There are rigorous US tax reporting requirements that apply to taxpayers who establish offshore trusts. While no additional tax is usually imposed, certain forms of asset protection trusts require full disclosure of all trust assets and activities on the U.S. contributor's tax returns. Confidentiality is usually not enjoyed under these arrangements.

Most asset protection trusts established by U.S. settlors are considered "grantor trusts" under U.S. income tax law, meaning that all income of the trust is reportable on the grantor's (i.e., the settlor's) individual income tax return. Asset-protection trusts do not, in and of themselves, offer any tax advantages under U.S. income tax law.

See also[edit]


  1. ^ Veit, Jeremy M. "Self-Settled Spendthrift Trusts and the Alaska Trust Act: Has Alaska Moved Offshore?". Alaska Law Review. 16 (2): 269.
  2. ^ a b Alexander A. Bove, Jr. "The United States As An Offshore Asset Protection Trust Jurisdiction – The World's Best Kept Secret" (PDF). Trusts & Trustees, Vol. 14 Issue 1 (Oxford Journals, 2008). Archived from the original (PDF) on July 8, 2011. Retrieved October 8, 2010.
  3. ^ "FYIonBelize". FYIonBelize. Archived from the original on 2021-04-13. Retrieved 2020-09-05.
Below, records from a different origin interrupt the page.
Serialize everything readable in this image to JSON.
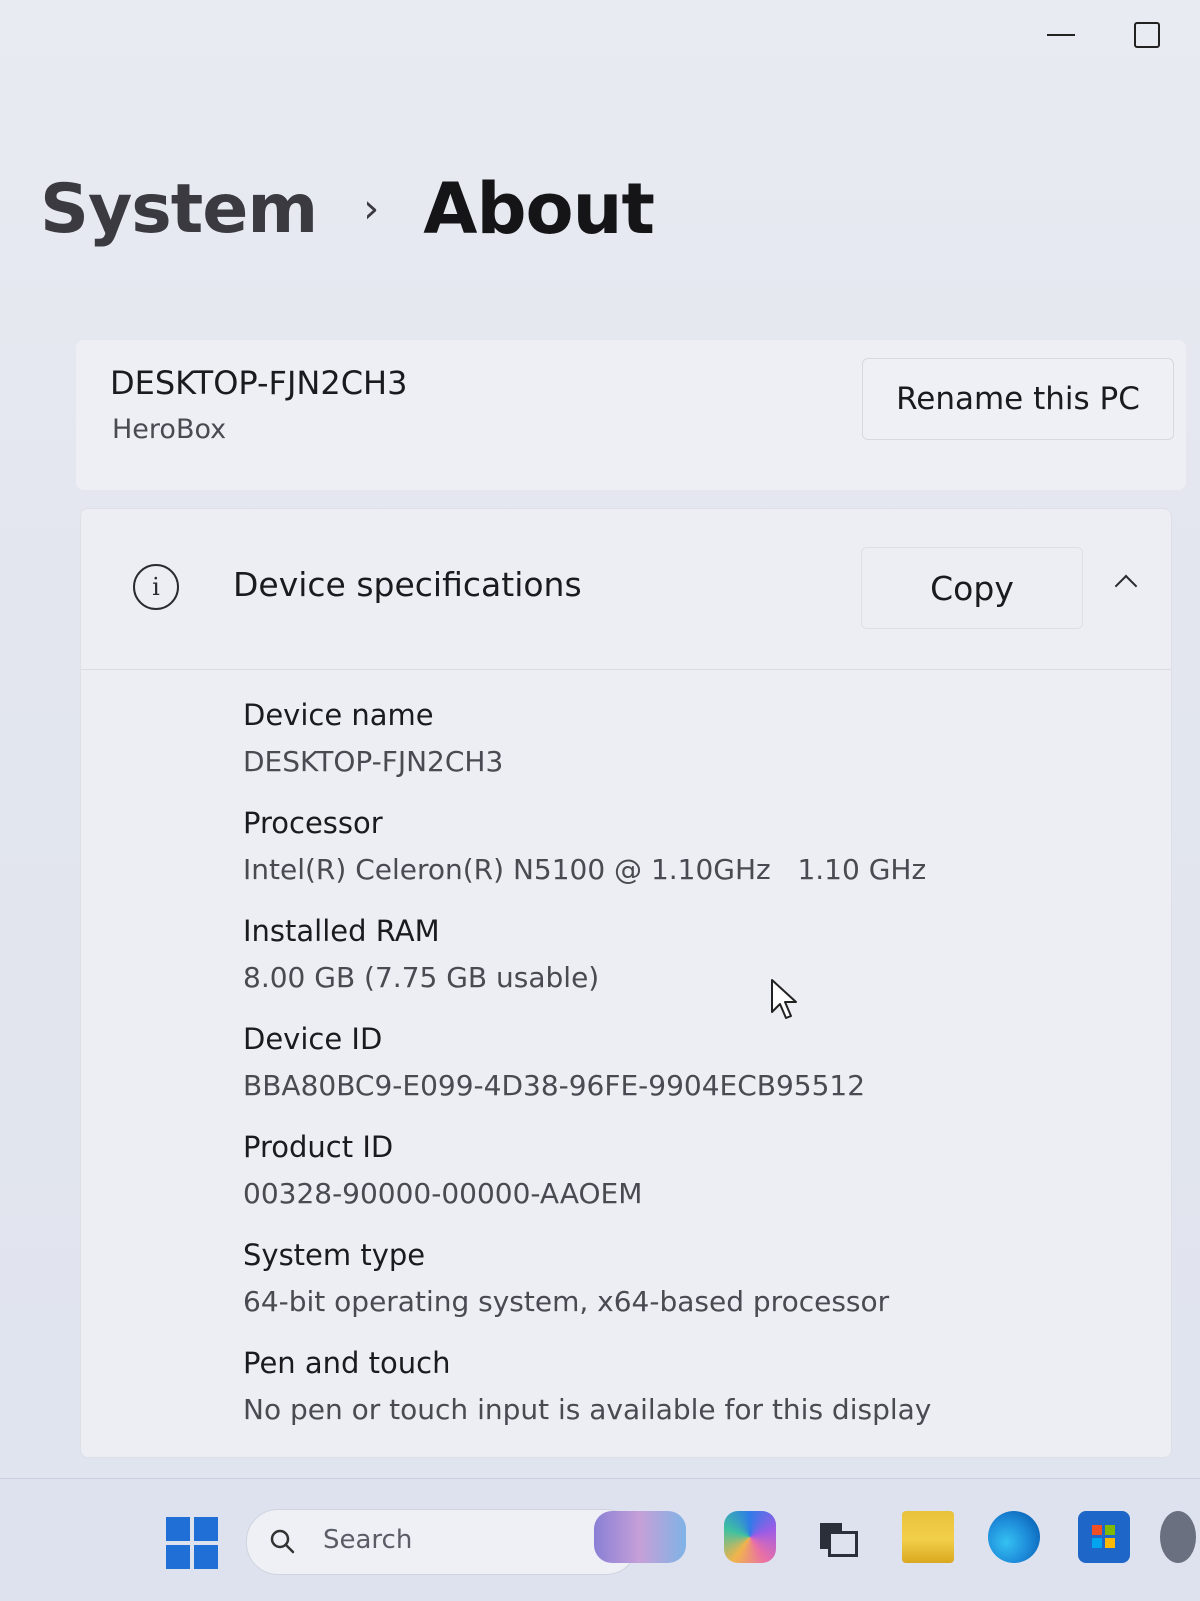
{
  "breadcrumb": {
    "parent": "System",
    "separator": "›",
    "current": "About"
  },
  "pc": {
    "name": "DESKTOP-FJN2CH3",
    "model": "HeroBox",
    "rename_label": "Rename this PC"
  },
  "device_specs": {
    "title": "Device specifications",
    "info_glyph": "i",
    "copy_label": "Copy",
    "rows": [
      {
        "label": "Device name",
        "value": "DESKTOP-FJN2CH3"
      },
      {
        "label": "Processor",
        "value": "Intel(R) Celeron(R) N5100 @ 1.10GHz   1.10 GHz"
      },
      {
        "label": "Installed RAM",
        "value": "8.00 GB (7.75 GB usable)"
      },
      {
        "label": "Device ID",
        "value": "BBA80BC9-E099-4D38-96FE-9904ECB95512"
      },
      {
        "label": "Product ID",
        "value": "00328-90000-00000-AAOEM"
      },
      {
        "label": "System type",
        "value": "64-bit operating system, x64-based processor"
      },
      {
        "label": "Pen and touch",
        "value": "No pen or touch input is available for this display"
      }
    ]
  },
  "taskbar": {
    "search_placeholder": "Search",
    "icons": [
      "start-icon",
      "widgets-icon",
      "copilot-icon",
      "task-view-icon",
      "file-explorer-icon",
      "edge-icon",
      "store-icon",
      "settings-icon"
    ]
  },
  "colors": {
    "accent": "#1f6fd6",
    "window_bg": "#e6e9f1",
    "card_bg": "#eceef3"
  }
}
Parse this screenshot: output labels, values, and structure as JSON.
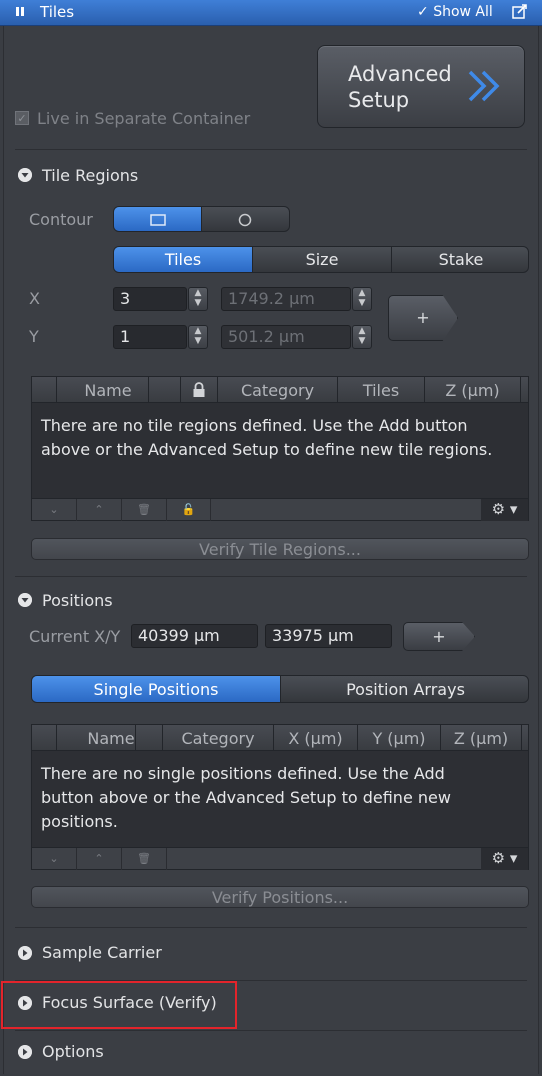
{
  "window": {
    "title": "Tiles",
    "show_all": "Show All"
  },
  "advanced_setup": {
    "line1": "Advanced",
    "line2": "Setup",
    "arrow": "»"
  },
  "live_container": {
    "label": "Live in Separate Container",
    "checked": true
  },
  "tile_regions": {
    "header": "Tile Regions",
    "contour_label": "Contour",
    "contour_options": [
      "rectangle-icon",
      "circle-icon"
    ],
    "tabs": [
      "Tiles",
      "Size",
      "Stake"
    ],
    "x_label": "X",
    "y_label": "Y",
    "x_value": "3",
    "y_value": "1",
    "x_size": "1749.2 µm",
    "y_size": "501.2 µm",
    "add_label": "+",
    "columns": [
      "Name",
      "",
      "Category",
      "Tiles",
      "Z (µm)"
    ],
    "empty_msg_line1": "There are no tile regions defined. Use the Add button",
    "empty_msg_line2": "above or the Advanced Setup to define new tile regions.",
    "verify_label": "Verify Tile Regions..."
  },
  "positions": {
    "header": "Positions",
    "current_label": "Current X/Y",
    "current_x": "40399 µm",
    "current_y": "33975 µm",
    "add_label": "+",
    "tabs": [
      "Single Positions",
      "Position Arrays"
    ],
    "columns": [
      "Name",
      "",
      "Category",
      "X (µm)",
      "Y (µm)",
      "Z (µm)"
    ],
    "empty_msg_line1": "There are no single positions defined. Use the Add",
    "empty_msg_line2": "button above or the Advanced Setup to define new",
    "empty_msg_line3": "positions.",
    "verify_label": "Verify Positions..."
  },
  "collapsed_sections": [
    {
      "label": "Sample Carrier"
    },
    {
      "label": "Focus Surface (Verify)"
    },
    {
      "label": "Options"
    }
  ],
  "colors": {
    "accent": "#3f7fd7",
    "highlight_box": "#e3242b"
  }
}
  4. ^ Cayman Islands Fraudulent Dispositions Law 1989
  5. ^ STEP Diploma in International Trust Management Course Notes Module 11
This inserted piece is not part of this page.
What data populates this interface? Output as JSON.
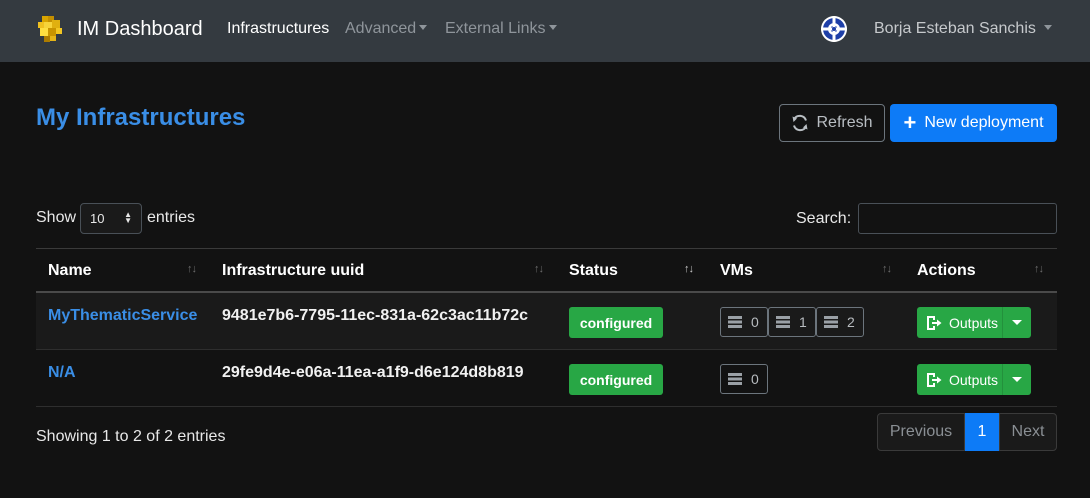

  6. ^ Cayman Trusts Law (2009 Revision - Part VI - Section 74(1))
  7. ^ CIMA website: Archived 2012-11-24 at the Wayback Machine
  8. ^ a b Howard Rosen; Patricia Donlevy-Rosen. "Review of Offshore Jurisdictions: Cook Islands". The Asset Protection News. Archived from the original on 2014-02-03. Retrieved 2014-01-29.
  9. ^ a b Howard Rosen; Patricia Donlevy-Rosen. "Titling Assets: Pitfalls to be Avoided - Part I". Archived from the original on 2014-02-03. Retrieved 2014-01-29.
  10. ^ "The Anti-Money Laundering Regime: A Jersey Overview" (PDF). Bedell Group. Archived from the original (PDF) on 2015-12-08.
  11. ^ A reference to: How Asset protection with Swiss/Liechtenstein annuity works
  12. ^ See Section 953(d) of the United States Internal Revenue Code of 1986, as amended.
  13. ^ Howard Rosen; Patricia Donlevy-Rosen. "The Importance of Proper APT Design & Counsel". The Asset Protection News. Archived from the original on 2013-05-22. Retrieved 2013-02-05.